• _EXERCISE DIRECTIONS_: What you return must match the material exactly, with every line present.
:::
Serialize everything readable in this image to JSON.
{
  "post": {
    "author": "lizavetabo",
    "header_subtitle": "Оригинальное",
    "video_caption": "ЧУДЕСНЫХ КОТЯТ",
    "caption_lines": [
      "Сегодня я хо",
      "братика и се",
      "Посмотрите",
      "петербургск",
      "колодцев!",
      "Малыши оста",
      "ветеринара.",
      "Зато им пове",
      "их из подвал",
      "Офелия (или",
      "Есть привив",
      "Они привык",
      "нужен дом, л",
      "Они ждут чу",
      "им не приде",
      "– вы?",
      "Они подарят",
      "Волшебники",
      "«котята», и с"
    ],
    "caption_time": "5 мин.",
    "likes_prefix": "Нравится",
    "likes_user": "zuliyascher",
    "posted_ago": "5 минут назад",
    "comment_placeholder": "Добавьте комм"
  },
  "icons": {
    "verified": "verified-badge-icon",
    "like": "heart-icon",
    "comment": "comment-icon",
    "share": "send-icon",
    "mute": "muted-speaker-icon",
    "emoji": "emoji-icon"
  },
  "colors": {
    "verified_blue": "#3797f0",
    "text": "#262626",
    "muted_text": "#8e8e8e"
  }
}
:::
• _PROBLEM SOLUTION_:
Serialize everything readable in this image to JSON.
{
  "post": {
    "author": "lizavetabo",
    "header_subtitle": "Оригинальное",
    "video_caption": "ЧУДЕСНЫХ КОТЯТ",
    "caption_lines": [
      "Сегодня я хо",
      "братика и се",
      "Посмотрите",
      "петербургск",
      "колодцев!",
      "Малыши оста",
      "ветеринара.",
      "Зато им пове",
      "их из подвал",
      "Офелия (или",
      "Есть привив",
      "Они привык",
      "нужен дом, л",
      "Они ждут чу",
      "им не приде",
      "– вы?",
      "Они подарят",
      "Волшебники",
      "«котята», и с"
    ],
    "caption_time": "5 мин.",
    "likes_prefix": "Нравится",
    "likes_user": "zuliyascher",
    "posted_ago": "5 минут назад",
    "comment_placeholder": "Добавьте комм"
  },
  "icons": {
    "verified": "verified-badge-icon",
    "like": "heart-icon",
    "comment": "comment-icon",
    "share": "send-icon",
    "mute": "muted-speaker-icon",
    "emoji": "emoji-icon"
  },
  "colors": {
    "verified_blue": "#3797f0",
    "text": "#262626",
    "muted_text": "#8e8e8e"
  }
}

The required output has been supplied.